### Task directions:
Check every line below for the string "address", and copy the lines that contain it.

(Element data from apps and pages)
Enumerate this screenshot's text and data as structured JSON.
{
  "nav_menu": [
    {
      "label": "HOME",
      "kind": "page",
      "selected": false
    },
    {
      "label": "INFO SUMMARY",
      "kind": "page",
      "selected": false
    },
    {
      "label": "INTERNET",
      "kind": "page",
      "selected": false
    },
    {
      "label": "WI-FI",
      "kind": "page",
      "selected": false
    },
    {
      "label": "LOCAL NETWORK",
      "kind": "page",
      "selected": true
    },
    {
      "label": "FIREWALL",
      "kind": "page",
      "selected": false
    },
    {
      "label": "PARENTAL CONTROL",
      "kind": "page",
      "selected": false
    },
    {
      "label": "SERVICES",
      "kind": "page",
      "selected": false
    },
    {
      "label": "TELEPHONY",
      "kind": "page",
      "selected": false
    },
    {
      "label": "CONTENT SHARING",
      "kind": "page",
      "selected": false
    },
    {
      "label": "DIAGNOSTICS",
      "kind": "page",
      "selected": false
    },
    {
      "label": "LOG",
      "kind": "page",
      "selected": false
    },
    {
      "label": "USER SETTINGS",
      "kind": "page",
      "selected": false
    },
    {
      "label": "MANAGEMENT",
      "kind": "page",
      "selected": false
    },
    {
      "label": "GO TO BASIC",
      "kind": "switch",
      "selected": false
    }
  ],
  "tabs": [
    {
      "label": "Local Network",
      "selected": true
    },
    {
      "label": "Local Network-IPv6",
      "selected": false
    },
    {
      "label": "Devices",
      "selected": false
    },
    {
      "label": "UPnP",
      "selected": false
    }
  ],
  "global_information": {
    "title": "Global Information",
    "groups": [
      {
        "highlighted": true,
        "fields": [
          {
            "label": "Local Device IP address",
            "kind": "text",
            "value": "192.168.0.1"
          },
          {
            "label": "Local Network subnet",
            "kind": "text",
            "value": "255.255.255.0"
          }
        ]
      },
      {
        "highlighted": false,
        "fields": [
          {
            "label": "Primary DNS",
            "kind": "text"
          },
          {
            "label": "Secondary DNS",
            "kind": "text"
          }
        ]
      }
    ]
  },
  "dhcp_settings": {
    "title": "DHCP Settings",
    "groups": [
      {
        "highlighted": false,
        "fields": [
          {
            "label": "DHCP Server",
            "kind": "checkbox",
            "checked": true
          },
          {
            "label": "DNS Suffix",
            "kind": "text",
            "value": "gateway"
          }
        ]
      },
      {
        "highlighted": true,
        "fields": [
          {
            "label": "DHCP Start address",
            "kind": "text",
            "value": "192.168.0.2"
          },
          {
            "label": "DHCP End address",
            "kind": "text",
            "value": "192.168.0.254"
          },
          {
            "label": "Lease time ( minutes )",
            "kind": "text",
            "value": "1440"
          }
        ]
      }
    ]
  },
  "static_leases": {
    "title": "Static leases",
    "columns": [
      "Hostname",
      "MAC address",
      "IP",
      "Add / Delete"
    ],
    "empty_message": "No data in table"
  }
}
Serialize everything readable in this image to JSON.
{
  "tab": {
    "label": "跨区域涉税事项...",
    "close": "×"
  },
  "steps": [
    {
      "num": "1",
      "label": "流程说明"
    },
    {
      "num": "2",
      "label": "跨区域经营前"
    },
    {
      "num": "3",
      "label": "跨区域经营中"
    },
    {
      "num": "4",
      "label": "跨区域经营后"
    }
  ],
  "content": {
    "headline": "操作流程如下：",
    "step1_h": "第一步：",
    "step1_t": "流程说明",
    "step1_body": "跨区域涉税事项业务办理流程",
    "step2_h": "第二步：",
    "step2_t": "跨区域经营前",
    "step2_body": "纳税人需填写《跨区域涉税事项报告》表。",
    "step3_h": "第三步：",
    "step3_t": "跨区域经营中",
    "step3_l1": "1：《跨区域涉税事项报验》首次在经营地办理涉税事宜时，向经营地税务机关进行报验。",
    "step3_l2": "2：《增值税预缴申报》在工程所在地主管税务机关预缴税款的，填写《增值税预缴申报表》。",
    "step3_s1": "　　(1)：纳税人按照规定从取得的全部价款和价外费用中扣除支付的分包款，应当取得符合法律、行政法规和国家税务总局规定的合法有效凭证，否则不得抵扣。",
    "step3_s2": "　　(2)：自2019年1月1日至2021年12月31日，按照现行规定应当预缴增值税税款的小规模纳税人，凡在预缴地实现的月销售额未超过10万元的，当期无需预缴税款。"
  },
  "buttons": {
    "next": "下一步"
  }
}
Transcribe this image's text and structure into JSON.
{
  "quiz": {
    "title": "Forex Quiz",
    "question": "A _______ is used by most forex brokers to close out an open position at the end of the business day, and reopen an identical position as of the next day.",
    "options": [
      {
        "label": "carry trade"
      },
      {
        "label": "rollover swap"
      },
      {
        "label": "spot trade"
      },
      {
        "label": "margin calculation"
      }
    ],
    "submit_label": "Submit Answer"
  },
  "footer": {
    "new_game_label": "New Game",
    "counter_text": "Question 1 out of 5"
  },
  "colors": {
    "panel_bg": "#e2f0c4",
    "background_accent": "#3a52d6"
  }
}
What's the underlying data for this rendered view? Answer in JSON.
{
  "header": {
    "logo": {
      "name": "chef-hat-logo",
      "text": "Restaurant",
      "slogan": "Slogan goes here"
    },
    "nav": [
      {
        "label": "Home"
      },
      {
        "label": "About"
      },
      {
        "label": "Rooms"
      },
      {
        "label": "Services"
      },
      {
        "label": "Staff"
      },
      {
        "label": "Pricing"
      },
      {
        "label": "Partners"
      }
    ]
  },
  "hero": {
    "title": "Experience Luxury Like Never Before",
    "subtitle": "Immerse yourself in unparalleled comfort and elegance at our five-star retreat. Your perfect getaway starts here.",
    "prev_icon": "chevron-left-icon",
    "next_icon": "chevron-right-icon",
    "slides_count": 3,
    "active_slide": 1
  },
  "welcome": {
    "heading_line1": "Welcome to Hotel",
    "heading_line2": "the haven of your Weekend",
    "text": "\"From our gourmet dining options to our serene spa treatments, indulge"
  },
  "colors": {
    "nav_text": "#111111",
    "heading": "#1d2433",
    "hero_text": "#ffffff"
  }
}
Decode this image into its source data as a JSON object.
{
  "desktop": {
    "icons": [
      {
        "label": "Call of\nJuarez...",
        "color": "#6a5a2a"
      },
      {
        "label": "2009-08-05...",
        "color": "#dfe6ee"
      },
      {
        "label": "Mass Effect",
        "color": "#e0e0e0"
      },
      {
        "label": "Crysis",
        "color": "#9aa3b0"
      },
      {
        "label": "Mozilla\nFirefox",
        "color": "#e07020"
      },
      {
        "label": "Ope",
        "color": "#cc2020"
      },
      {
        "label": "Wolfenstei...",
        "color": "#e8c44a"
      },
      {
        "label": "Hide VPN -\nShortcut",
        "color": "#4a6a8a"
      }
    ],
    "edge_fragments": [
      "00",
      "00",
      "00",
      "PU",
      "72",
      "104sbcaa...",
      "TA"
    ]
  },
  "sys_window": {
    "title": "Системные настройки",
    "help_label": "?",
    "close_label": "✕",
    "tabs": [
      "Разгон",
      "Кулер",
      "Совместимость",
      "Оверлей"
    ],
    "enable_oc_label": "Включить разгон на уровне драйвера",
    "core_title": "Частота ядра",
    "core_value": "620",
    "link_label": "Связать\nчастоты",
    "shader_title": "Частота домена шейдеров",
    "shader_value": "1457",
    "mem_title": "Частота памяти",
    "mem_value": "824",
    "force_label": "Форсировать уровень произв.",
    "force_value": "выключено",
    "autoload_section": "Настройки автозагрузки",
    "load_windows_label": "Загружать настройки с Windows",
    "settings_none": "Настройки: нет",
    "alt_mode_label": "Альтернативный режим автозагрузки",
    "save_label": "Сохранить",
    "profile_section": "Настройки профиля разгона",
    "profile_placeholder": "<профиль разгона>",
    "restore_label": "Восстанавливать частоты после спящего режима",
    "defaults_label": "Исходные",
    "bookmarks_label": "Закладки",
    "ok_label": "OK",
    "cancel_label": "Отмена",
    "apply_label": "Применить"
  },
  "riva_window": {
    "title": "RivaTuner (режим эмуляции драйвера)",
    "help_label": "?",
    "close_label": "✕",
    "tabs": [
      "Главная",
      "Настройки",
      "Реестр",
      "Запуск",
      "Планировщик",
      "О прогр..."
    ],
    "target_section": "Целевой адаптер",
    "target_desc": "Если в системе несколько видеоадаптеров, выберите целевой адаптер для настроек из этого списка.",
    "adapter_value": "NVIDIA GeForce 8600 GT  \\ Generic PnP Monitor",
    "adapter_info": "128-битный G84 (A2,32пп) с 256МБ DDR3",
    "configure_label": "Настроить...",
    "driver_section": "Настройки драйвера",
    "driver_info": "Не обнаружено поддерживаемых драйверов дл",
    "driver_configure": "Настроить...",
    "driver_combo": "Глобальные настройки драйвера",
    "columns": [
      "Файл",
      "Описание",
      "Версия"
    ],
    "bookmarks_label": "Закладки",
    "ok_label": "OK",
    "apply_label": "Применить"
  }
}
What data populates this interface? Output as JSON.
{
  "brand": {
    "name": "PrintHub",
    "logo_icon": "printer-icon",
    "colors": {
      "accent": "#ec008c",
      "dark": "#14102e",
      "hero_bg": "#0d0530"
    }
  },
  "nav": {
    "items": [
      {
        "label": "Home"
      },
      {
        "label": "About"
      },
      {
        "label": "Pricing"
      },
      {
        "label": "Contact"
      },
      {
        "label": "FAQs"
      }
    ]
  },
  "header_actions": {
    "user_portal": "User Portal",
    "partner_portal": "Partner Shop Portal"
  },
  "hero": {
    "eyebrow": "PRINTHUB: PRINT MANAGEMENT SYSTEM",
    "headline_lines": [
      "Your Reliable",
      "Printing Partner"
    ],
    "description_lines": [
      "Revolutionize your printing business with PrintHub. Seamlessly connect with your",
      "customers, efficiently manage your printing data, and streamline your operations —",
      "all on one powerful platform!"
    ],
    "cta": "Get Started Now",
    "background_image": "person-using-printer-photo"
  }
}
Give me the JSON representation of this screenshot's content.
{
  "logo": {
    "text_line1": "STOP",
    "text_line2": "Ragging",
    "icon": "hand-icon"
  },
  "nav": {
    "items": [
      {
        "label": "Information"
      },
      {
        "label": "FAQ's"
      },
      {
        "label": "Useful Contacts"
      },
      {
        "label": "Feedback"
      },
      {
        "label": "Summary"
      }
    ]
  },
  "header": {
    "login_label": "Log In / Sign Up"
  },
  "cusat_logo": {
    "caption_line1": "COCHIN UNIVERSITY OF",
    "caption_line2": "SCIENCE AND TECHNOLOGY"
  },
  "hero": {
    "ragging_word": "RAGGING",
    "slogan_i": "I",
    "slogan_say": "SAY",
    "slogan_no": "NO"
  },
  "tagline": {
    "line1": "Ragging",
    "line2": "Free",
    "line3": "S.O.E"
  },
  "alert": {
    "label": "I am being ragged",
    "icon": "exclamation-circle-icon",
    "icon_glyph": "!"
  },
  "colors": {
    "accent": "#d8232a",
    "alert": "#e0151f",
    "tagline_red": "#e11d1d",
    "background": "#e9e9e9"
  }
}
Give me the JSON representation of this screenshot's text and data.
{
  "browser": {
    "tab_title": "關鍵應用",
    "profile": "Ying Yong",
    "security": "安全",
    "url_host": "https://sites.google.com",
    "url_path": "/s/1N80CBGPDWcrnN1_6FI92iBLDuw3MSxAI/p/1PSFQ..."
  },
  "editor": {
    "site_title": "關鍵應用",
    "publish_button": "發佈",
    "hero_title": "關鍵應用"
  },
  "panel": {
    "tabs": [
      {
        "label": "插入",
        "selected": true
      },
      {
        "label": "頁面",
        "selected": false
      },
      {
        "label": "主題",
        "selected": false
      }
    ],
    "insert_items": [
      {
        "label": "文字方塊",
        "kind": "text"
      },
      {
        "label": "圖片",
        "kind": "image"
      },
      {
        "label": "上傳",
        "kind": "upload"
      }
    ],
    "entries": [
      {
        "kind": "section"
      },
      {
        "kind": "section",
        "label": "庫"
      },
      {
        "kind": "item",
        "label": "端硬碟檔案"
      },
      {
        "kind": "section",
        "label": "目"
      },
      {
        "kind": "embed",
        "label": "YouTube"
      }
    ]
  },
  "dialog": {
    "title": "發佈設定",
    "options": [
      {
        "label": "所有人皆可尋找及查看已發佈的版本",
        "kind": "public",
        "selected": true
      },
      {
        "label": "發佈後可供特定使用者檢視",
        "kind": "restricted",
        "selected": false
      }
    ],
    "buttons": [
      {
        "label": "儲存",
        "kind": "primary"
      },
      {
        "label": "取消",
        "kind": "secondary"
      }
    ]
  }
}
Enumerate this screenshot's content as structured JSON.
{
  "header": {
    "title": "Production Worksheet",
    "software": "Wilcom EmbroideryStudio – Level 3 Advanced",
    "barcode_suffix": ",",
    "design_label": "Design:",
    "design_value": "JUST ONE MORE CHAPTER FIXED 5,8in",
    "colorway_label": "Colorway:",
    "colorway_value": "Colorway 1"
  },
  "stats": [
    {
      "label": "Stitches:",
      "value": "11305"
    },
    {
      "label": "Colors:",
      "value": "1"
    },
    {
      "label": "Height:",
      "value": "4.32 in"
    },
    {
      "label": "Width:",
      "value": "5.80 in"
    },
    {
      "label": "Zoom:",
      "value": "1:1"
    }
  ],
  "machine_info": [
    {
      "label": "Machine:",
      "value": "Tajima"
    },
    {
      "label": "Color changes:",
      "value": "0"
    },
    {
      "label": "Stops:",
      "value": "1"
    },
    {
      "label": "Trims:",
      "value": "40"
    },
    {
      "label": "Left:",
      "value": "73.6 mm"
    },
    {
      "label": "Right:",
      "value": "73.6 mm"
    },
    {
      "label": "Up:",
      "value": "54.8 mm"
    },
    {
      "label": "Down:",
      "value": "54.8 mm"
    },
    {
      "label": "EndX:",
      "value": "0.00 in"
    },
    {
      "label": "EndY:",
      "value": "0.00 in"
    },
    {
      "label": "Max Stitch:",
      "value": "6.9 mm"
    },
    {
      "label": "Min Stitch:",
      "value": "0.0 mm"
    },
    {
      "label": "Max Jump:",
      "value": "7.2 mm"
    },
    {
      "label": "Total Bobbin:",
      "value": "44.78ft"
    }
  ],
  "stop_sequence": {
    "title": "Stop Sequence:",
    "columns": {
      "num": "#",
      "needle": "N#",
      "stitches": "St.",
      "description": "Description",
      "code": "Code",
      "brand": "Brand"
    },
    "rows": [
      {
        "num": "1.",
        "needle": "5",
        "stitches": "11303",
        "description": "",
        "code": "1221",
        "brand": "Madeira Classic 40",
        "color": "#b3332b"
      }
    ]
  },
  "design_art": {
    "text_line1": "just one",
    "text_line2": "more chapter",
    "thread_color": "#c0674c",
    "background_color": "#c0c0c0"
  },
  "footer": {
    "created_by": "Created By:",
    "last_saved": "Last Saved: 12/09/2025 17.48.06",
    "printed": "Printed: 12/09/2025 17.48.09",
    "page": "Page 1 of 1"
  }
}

### Exercise answer:
            "label": "Local Device IP address",
            "label": "DHCP Start address",
            "label": "DHCP End address",
      "MAC address",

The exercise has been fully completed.